▶ _Aim of the task_:
In the entries below, find the string "label" and return each line holding it.

━━ Exercise data

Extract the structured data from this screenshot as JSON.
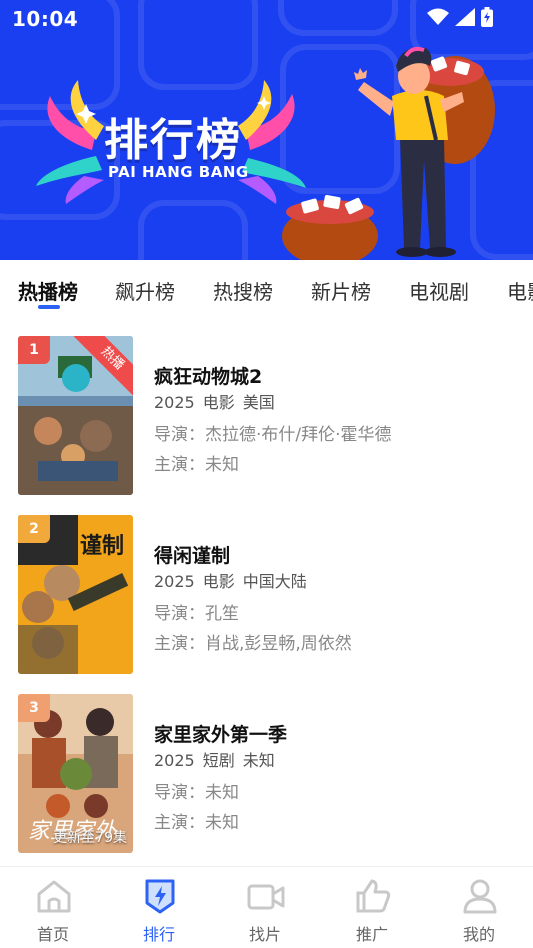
{
  "status_bar": {
    "time": "10:04",
    "icons": [
      "wifi-icon",
      "signal-icon",
      "battery-charging-icon"
    ]
  },
  "hero": {
    "title_cn": "排行榜",
    "title_en": "PAI HANG BANG"
  },
  "tabs": [
    {
      "label": "热播榜",
      "active": true
    },
    {
      "label": "飙升榜",
      "active": false
    },
    {
      "label": "热搜榜",
      "active": false
    },
    {
      "label": "新片榜",
      "active": false
    },
    {
      "label": "电视剧",
      "active": false
    },
    {
      "label": "电影",
      "active": false
    }
  ],
  "list": [
    {
      "rank": "1",
      "rank_color": "#e8524a",
      "badge": "热播",
      "poster_caption": "",
      "title": "疯狂动物城2",
      "year": "2025",
      "type": "电影",
      "region": "美国",
      "director": "导演：杰拉德·布什/拜伦·霍华德",
      "cast": "主演：未知"
    },
    {
      "rank": "2",
      "rank_color": "#f0a93a",
      "badge": "",
      "poster_caption": "",
      "title": "得闲谨制",
      "year": "2025",
      "type": "电影",
      "region": "中国大陆",
      "director": "导演：孔笙",
      "cast": "主演：肖战,彭昱畅,周依然"
    },
    {
      "rank": "3",
      "rank_color": "#f0a070",
      "badge": "",
      "poster_caption": "更新至79集",
      "title": "家里家外第一季",
      "year": "2025",
      "type": "短剧",
      "region": "未知",
      "director": "导演：未知",
      "cast": "主演：未知"
    }
  ],
  "bottom_nav": [
    {
      "label": "首页",
      "icon": "home-icon",
      "active": false
    },
    {
      "label": "排行",
      "icon": "ranking-badge-icon",
      "active": true
    },
    {
      "label": "找片",
      "icon": "video-camera-icon",
      "active": false
    },
    {
      "label": "推广",
      "icon": "thumbs-up-icon",
      "active": false
    },
    {
      "label": "我的",
      "icon": "user-icon",
      "active": false
    }
  ],
  "colors": {
    "hero_bg": "#1a3ff0",
    "accent": "#2d63f5",
    "hot_badge": "#ef4b4b"
  }
}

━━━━

▶ _Written answer_:
      "label": "热播榜",
      "label": "飙升榜",
      "label": "热搜榜",
      "label": "新片榜",
      "label": "电视剧",
      "label": "电影",
      "label": "首页",
      "label": "排行",
      "label": "找片",
      "label": "推广",
      "label": "我的",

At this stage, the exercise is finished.